Sunday, August 14, 2011

Finding the "cow-ness" of our cows

Students who've made it to the University of Minnesota campus in St. Paul and seen the cow sculptures on the lawn there will recognize the huge reclining bovine here, part of a series done by Connecticut sculptor Peter Woytuk. Woytuk has said that he wanted to emphasize the mass of the bull, to make it a part of the landscape.

The other sculpture was done by a Maine sculptor, Roger Prince. I was struck when I first saw Roger Prince's sculpture and the U of M bull how these two pieces of art had captured some aspect of bovines. Neither artist had included all the details of the real cow/bull--the reclining animal doesn't seem to have any ears. Yet in its eyes, the way the head and neck are portrayed, the bulk of the shoulders, we have a sense of an animal who has an intelligence and might be sizing us up, too.

Roger Prince doesn't want his cow, small enough to stand on a side table, to be part of the landscape. He seems to want us to view her as a curious, but solid creature. He has also chosen, to place emphasis on the head and neck, to give us a sense of curiosity in this cow. And, to give viewers a sense of solidity he's made the hooves much larger than cows' hooves are. Because of those broad hooves, we don't think anyone will be tipping this cow soon.

And the photograph shows us a real cow, one of an old breed from England, called White Park. We see its distinctive horns, the black ears and nose--a real cow, not larger or smaller, not interpreted.

Each image of cow gives us slightly different information and a different impression of "cow-ness."

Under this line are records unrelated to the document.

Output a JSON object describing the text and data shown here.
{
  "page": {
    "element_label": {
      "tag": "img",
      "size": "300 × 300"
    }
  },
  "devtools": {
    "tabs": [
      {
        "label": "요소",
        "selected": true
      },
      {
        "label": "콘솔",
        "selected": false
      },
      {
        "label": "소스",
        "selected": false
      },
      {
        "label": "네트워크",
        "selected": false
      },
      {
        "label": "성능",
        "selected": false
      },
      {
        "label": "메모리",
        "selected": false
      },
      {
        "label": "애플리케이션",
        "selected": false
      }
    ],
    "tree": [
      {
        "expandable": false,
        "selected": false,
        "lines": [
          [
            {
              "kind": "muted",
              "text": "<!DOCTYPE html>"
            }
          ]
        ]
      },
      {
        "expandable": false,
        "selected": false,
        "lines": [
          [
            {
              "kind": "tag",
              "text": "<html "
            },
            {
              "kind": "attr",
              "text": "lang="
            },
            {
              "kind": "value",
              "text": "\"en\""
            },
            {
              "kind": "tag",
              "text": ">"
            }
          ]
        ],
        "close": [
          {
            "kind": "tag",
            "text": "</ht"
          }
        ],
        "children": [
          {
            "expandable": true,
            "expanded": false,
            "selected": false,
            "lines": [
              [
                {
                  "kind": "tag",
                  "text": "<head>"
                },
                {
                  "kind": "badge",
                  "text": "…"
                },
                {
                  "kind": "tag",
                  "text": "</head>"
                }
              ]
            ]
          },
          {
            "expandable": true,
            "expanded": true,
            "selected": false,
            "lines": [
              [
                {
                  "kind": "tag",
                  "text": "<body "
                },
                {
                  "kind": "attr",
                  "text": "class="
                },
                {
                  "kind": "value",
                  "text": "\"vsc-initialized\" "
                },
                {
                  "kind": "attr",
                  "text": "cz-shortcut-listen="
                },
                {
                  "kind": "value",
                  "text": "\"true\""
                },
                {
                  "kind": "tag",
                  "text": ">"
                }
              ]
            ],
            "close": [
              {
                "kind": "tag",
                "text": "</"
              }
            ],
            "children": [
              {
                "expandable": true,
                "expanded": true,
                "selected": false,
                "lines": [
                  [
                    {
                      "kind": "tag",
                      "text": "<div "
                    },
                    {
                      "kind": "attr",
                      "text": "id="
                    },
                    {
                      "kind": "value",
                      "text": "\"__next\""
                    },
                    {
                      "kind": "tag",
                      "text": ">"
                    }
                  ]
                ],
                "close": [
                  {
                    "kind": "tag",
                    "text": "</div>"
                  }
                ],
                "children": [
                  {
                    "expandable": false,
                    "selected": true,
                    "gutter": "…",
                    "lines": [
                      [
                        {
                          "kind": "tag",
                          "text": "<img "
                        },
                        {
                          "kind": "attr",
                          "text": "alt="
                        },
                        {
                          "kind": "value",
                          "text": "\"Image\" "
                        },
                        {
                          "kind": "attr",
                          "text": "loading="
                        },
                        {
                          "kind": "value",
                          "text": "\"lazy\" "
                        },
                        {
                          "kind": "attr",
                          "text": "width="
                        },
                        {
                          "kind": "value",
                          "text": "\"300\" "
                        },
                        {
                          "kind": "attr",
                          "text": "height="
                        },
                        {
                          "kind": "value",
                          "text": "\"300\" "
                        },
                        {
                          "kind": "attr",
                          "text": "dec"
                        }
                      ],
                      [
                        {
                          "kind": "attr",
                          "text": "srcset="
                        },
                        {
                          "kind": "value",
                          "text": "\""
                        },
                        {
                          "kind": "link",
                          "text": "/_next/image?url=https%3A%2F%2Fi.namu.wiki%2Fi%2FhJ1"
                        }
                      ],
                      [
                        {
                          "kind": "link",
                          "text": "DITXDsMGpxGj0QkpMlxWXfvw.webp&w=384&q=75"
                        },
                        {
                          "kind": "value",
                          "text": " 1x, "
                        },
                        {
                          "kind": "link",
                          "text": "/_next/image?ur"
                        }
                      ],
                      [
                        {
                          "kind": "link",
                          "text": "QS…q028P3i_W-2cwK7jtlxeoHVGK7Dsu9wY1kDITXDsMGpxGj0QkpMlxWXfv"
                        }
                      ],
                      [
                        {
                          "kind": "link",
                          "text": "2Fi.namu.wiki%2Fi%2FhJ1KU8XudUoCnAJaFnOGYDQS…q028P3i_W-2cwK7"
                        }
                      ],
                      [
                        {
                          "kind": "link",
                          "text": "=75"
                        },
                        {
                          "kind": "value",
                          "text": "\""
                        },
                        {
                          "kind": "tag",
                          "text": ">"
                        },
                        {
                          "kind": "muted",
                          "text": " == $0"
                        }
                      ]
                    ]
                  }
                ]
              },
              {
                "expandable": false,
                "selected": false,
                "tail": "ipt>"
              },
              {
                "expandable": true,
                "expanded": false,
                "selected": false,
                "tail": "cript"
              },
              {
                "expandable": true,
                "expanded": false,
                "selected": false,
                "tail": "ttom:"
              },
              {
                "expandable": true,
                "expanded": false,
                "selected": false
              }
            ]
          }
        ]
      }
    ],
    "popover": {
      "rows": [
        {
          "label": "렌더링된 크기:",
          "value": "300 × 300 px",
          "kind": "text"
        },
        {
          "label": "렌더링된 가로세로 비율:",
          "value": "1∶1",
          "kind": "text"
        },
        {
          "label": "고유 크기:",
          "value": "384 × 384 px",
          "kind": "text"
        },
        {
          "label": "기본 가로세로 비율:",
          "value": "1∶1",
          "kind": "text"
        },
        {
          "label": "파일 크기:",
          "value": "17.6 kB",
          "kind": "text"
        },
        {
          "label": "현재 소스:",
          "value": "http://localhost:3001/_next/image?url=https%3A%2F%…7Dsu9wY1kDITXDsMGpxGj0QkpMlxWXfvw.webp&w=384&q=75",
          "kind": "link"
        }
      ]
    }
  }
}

When we are writing our stories, whether fiction or non-fiction, we learn so much about our characters that we often want to share all that we know, the interesting little quirks of their lives, the side roads and byways that take them out of the main direction of our story.

In fact we can't, we shouldn't tell it all , we only need to select the details that give readers a clear sense of our characters and how they are moving through the story. We bootstrap ourselves along in story-making. As we know our plot, we learn which details of character we will want to include. As we figure out details of character we have more information and more plot choices.


  1. I think by trying to get the "ness" of something, be it a character or a story, we are going for the essence and we allow the reader to do much of the work, which engages them more deeply in the story. Yes, I know that it is a cow and now I will make it my cow.

  2. This post makes me miss our early morning walks with occasional visits to the U of M campus (and the bakery afterward). I am just back from two weeks in Vermont, where we watched a small herd of cows (a dozen) grazing in our mountain pasture. Each had its own personality within the herd, including the littlest calf, all curiosity and eagerness (until Mama warned him to stay away from pesky humans). Cowness indeed.

  3. Oh Jackie, like the books you write you help us to see the world. Comparing sculpture and writing is perfection. And to think or wonder how much more detail the artists put in at first and what they decided to take away. We, the creators, needs to know so much more than the viewer/reader. The tricky part is to know what the viewer/reader needs to know. And that always seems to be a matter of trust.

  4. These pictures are so visual! Seemingly small choices lead to big differences in points of emphasis--which reflect a core truth while not being exact truth.